College is supposed to be the best four years of your life. Yet during my freshman year I had to attend the funeral of one of my best friends. Understandably, this put a dark cloud over my freshman year of college.
People you meet in college can become family so quickly, becoming your home away from home. They are there for better or for worse. From hours spent studying together to late night adventures, my friend was there through it all. He was there for the ups and downs; yet I was unable to be there for him in his moment of greatest need. He died by suicide over the summer as we were entering our sophomore year of college. Like too many college students across the country, my group of friends lost one of their shining stars that summer.
There is a mental health crisis on college campuses in Connecticut. In Connecticut during the fall of 2020, 39% of college students reported symptoms of depression and anxiety. Moreover, 83% of students believe their mental health had a negative impact on their academic performance. As in my friend’s sad case, an untreated mental health crisis can lead to suicidal ideation. Research has shown that approx 12% of university students experienced suicidal ideation in 2019 and more tha5% made a suicidal plan.
With campus counseling centers overwhelmed, many students are not getting the support they need. Nationally, full-time college counselors are estimated to be responsible for an average of 120 students each. Many universities promote same-day intake meetings to help provide students with quick resources. This is beneficial to the student so they avoid waiting long periods of time to get help. However, many counselors are unable to spend enough time with students due to such a high workload.
There have been attempts to reform this issue. In 2021, Governor Ned Lamont gave $2.7 million to colleges and universities in Connecticut to address the mental health challenges students were facing due to the COVID-19 pandemic. Colleges and universities have been able to use these resources to increase access to care while educating students and faculty about the availability of these resources. While this has helped momentarily expand access, there is still a need to better promote mental health on college campuses.
It is the job of the entire community to bring well-being to the university campus. Two ways to help promote positive mental health on college campuses include mental health wellness days and support groups. Some colleges and universities allow students to have two absences per class without penalty. These types of absences are often used when a person might be sick or have appointments. However, not all colleges allow this policy, and in many courses, a missed class will reduce your overall grade. By providing students with justified mental health absences, they are able to take time to regroup and get the support they need. During these justified mental health absences, students will need to schedule a meeting with a specific counselor. Based on this meeting, the counselor will determine if the student qualifies for a mental health wellness day or should be counted for regular absence. Students will have follow-up meetings to make sure their mental health is at its best. These mental health days can help prevent burnout and reduce the likelihood of a mental health crisis. In Connecticut, there is a policy for students in kindergarten through twelfth grade two days of mental health every year. Why aren’t college students protected by this public policy?

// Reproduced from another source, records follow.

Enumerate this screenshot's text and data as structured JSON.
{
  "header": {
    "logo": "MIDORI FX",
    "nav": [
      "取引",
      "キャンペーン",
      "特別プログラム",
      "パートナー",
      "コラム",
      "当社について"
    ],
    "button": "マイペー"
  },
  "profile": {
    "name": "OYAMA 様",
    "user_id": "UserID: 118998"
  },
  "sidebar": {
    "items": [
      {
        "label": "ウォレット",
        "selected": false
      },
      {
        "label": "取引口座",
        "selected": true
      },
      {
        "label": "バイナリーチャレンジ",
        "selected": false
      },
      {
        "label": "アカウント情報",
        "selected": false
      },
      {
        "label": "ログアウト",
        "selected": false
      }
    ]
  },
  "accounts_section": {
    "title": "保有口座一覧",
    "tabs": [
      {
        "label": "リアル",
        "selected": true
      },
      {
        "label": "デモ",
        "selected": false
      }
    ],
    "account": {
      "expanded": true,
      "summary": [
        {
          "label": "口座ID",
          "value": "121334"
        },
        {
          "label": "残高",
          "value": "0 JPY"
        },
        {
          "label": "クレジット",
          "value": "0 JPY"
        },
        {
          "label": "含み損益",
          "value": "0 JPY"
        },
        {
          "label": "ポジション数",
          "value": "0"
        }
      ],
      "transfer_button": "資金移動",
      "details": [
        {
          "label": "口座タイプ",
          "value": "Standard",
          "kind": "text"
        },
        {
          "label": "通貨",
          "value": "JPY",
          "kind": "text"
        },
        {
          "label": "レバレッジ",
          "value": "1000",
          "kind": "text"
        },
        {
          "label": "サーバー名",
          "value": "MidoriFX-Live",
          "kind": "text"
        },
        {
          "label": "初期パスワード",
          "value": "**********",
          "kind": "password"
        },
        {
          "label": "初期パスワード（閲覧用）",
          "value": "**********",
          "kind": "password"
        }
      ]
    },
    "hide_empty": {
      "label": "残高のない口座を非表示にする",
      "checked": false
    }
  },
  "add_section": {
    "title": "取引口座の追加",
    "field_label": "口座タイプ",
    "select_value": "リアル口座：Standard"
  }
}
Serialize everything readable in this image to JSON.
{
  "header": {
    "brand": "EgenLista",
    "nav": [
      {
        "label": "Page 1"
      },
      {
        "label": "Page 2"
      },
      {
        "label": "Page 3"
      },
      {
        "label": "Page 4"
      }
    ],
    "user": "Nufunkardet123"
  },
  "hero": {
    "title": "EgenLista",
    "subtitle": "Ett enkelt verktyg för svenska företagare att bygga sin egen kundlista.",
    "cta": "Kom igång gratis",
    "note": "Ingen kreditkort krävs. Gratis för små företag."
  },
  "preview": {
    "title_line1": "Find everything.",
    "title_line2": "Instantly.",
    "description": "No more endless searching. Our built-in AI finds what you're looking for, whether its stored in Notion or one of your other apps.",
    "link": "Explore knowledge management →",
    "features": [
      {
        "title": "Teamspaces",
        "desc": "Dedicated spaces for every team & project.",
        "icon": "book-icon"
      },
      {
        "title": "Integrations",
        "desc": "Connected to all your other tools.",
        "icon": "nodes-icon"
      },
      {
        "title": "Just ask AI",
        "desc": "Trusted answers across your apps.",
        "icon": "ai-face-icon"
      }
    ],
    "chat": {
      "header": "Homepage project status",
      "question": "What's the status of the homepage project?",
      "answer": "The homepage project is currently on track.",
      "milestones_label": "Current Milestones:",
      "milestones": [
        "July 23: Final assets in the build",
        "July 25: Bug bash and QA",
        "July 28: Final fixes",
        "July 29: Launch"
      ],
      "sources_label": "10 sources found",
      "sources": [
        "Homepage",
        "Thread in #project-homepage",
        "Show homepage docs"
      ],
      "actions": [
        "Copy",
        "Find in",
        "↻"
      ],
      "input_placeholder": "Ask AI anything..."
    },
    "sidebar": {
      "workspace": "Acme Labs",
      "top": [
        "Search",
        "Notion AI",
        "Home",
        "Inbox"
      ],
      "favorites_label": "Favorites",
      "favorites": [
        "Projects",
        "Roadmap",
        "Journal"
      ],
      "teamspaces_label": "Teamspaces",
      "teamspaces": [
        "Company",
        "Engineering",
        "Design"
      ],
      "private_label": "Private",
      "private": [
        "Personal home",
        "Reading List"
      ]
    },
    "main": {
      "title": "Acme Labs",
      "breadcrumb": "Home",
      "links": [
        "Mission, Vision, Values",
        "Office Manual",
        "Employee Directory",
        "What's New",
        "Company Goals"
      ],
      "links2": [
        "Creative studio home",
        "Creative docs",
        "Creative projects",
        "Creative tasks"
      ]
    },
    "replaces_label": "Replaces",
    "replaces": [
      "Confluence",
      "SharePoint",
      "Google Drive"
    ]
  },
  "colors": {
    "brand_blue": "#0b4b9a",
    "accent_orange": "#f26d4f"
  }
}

Another way to promote wellness on college campuses is through offerings peer support groups. These groups can discuss topics like stress, time management, and self-care. With the promotion, many college students will hear about these group meetings. Hopefully enough people feel comfortable attending that many people can benefit from these sessions. If students feel they have positive suggestions, they may not need to seek individual counseling. This will also reduce the workload for consultants.
The desire to improve mental health treatment is not a request, it is a request. Reforms should be done internally public order to ensure students receive accommodation for their mental health such as justified mental health days. Since students are protected under the federal Physical Disability Act, it is wrong not to protect those with mental illness as it is discrimination. Alongside these reforms, faculty and staff they need to be trained in mental illness and how it can impact their students. With an increased feeling of being overwhelmed, students don’t have a strong enough support system. My friend’s death should be a lesson to everyone. University students are the future and deserve better support.
I want to leave you with this question: How many more students have to suffer before they get the proper help they need?
Morgan Rogers is a senior at Sacred Heart University, majoring in health sciences with a concentration in public health with minors in honors, human nutrition and psychology.